While I remember lets change the background colour to black, the blue looks a bit lurid and the exhaust trail wont look its best against a blue background. Find where
scene is initialised in
setupScene and change it so it looks like this:
scene <- new SKScene (spriteView.Bounds.Size, BackgroundColor = UIColor.Black, ScaleMode = SKSceneScaleMode.AspectFit)
If you look at the
SKEmitterNode constructor you might be slightly befuddled by the fact that it only takes either an
NSObjectFlag or a
nativeint. To help us out we create a nice little function to do the dirty work for us:
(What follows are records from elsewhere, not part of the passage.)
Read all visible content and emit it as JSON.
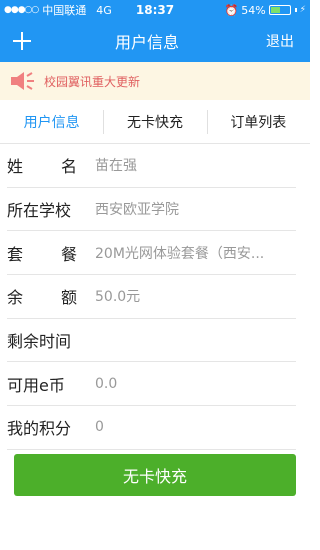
{
  "status_bar": {
    "signal": "●●●○○",
    "carrier": "中国联通",
    "network": "4G",
    "time": "18:37",
    "battery_percent": "54%",
    "battery_level": 0.54
  },
  "nav": {
    "plus_icon": "plus-icon",
    "title": "用户信息",
    "logout_label": "退出"
  },
  "notice": {
    "icon": "speaker-icon",
    "text": "校园翼讯重大更新"
  },
  "tabs": [
    {
      "label": "用户信息",
      "active": true
    },
    {
      "label": "无卡快充",
      "active": false
    },
    {
      "label": "订单列表",
      "active": false
    }
  ],
  "user_info": {
    "name": {
      "label_a": "姓",
      "label_b": "名",
      "value": "苗在强"
    },
    "school": {
      "label": "所在学校",
      "value": "西安欧亚学院"
    },
    "package": {
      "label_a": "套",
      "label_b": "餐",
      "value": "20M光网体验套餐（西安..."
    },
    "balance": {
      "label_a": "余",
      "label_b": "额",
      "value": "50.0元"
    },
    "remaining_time": {
      "label": "剩余时间",
      "value": ""
    },
    "ecoin": {
      "label": "可用e币",
      "value": "0.0"
    },
    "points": {
      "label": "我的积分",
      "value": "0"
    }
  },
  "submit_label": "无卡快充",
  "colors": {
    "primary": "#2196f3",
    "button": "#4caf2a",
    "notice_bg": "#fdf6e3",
    "notice_text": "#e06060"
  }
}
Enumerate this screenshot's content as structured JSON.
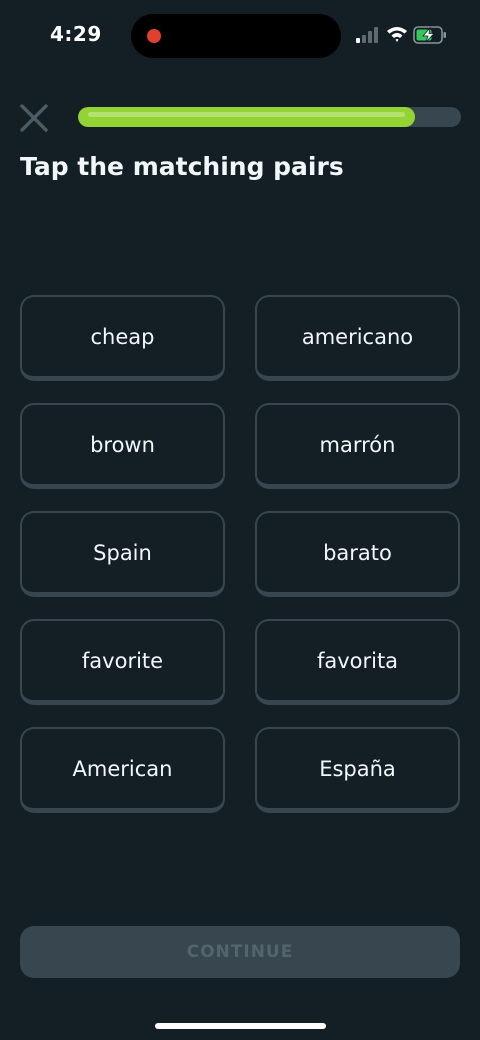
{
  "status_bar": {
    "time": "4:29"
  },
  "header": {
    "close_icon": "close-icon",
    "progress": 0.88
  },
  "instruction": "Tap the matching pairs",
  "pairs": {
    "rows": [
      {
        "left": "cheap",
        "right": "americano"
      },
      {
        "left": "brown",
        "right": "marrón"
      },
      {
        "left": "Spain",
        "right": "barato"
      },
      {
        "left": "favorite",
        "right": "favorita"
      },
      {
        "left": "American",
        "right": "España"
      }
    ]
  },
  "footer": {
    "continue_label": "CONTINUE"
  },
  "colors": {
    "background": "#131f24",
    "progress_fill": "#93d333",
    "tile_border": "#37464f",
    "continue_disabled_bg": "#37464f",
    "continue_disabled_text": "#52656d",
    "recording_dot": "#e2402f"
  }
}
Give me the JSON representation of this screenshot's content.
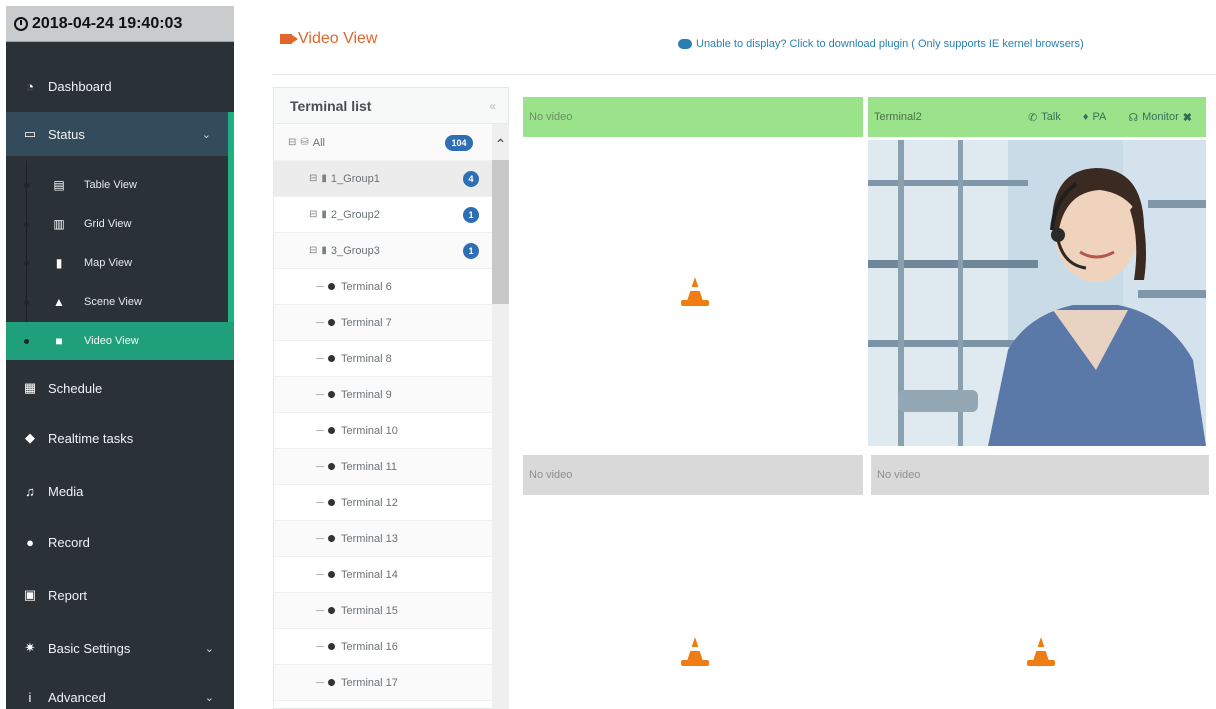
{
  "sidebar": {
    "datetime": "2018-04-24 19:40:03",
    "items": [
      {
        "label": "Dashboard",
        "icon": "tachometer-icon"
      },
      {
        "label": "Status",
        "icon": "folder-icon"
      },
      {
        "label": "Schedule",
        "icon": "calendar-icon"
      },
      {
        "label": "Realtime tasks",
        "icon": "shield-icon"
      },
      {
        "label": "Media",
        "icon": "music-icon"
      },
      {
        "label": "Record",
        "icon": "microphone-icon"
      },
      {
        "label": "Report",
        "icon": "document-icon"
      },
      {
        "label": "Basic Settings",
        "icon": "gear-icon"
      },
      {
        "label": "Advanced",
        "icon": "info-icon"
      }
    ],
    "status_sub": [
      {
        "label": "Table View",
        "icon": "table-icon"
      },
      {
        "label": "Grid View",
        "icon": "grid-icon"
      },
      {
        "label": "Map View",
        "icon": "map-icon"
      },
      {
        "label": "Scene View",
        "icon": "bell-icon"
      },
      {
        "label": "Video View",
        "icon": "video-camera-icon"
      }
    ],
    "colors": {
      "bg": "#2a3237",
      "active": "#1fa07a",
      "accent": "#1fb082"
    }
  },
  "header": {
    "title": "Video View",
    "plugin_text": "Unable to display? Click to download plugin ( Only supports IE kernel browsers)",
    "title_color": "#e1662c",
    "link_color": "#2a7fb2"
  },
  "terminal_list": {
    "title": "Terminal list",
    "collapse_glyph": "«",
    "all_label": "All",
    "all_count": "104",
    "groups": [
      {
        "label": "1_Group1",
        "count": "4"
      },
      {
        "label": "2_Group2",
        "count": "1"
      },
      {
        "label": "3_Group3",
        "count": "1"
      }
    ],
    "terminals": [
      "Terminal 6",
      "Terminal 7",
      "Terminal 8",
      "Terminal 9",
      "Terminal 10",
      "Terminal 11",
      "Terminal 12",
      "Terminal 13",
      "Terminal 14",
      "Terminal 15",
      "Terminal 16",
      "Terminal 17"
    ]
  },
  "video": {
    "pane1": {
      "status": "No video"
    },
    "pane2": {
      "terminal": "Terminal2",
      "talk": "Talk",
      "pa": "PA",
      "monitor": "Monitor",
      "close": "✖"
    },
    "pane3": {
      "status": "No video"
    },
    "pane4": {
      "status": "No video"
    }
  }
}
module spritekit = type SKEmitterNode with static member fromResource res = let emitterpath = NSBundle.MainBundle.PathForResource (res, "sks") NSKeyedUnarchiver.UnarchiveFile(emitterpath) :?> SKEmitterNode
.sks files produced by Xcode are archive files so we need to get them into a format that works in our project. First we find the full path for the resource as its embedded in our app bundle -
NSBundle.MainBundle.PathForResource (res, "sks"), next we use the
UnarchiveFile method from the
NSKeyedUnarchiver type to get an
NSObject. We finally cast the
NSObject as an
SKEmitterNode before it is returned.
The function shown above is added as a static extension method to the
SKEmitterNode. We could of also added this using a module or even just a simple function but at the moment we don’t have a clear view of any other extensions that we might need so we’ll just keep it tucked up in the
SKEmitterNode type for now.
We can now use this function to load and add our star-field to our scene. Add this piece of code before the spaceship code we added previously:
use stars = SKEmitterNode.fromResource "Stars" stars.Position <- PointF(scene.Frame.GetMidX(), scene.Frame.GetMaxY()) scene.AddChild(stars)
Its pretty simple now we have the helper function to load the star-field as a resource. Notice we add the star-field as a child of the scene and position it at the middle X coordinate of the screen (
scene.Frame.GetMidX()) and the maximum Y coordinate (
scene.Frame.GetMaxY()). This places the star-field centrally at the top of the screen.
We can now go ahead and add our exhaust plume in the same way:
use flame = SKEmitterNode.fromResource "Fire" flame.Position <- PointF(0.f, -60.f) sprite.AddChild(flame)
The only difference here is we position the exhaust at location X = 0.0, Y = -60.0 and add the exhaust as a child of the spaceship. This means that the exhaust is offset -60.0 in the Y axis from the spaceships location, this is because child nodes inherit their parents coordinate system. This makes groups of sprites easy to animate and manipulate as you don’t have to work out all the offsets.
If we run our demo now it starts to look more interesting:
That’s all for now, I hope you have enjoyed this little look at particles in SpriteKit. If you want to download the demo project you can find it in my GitHub repo.
Until next time!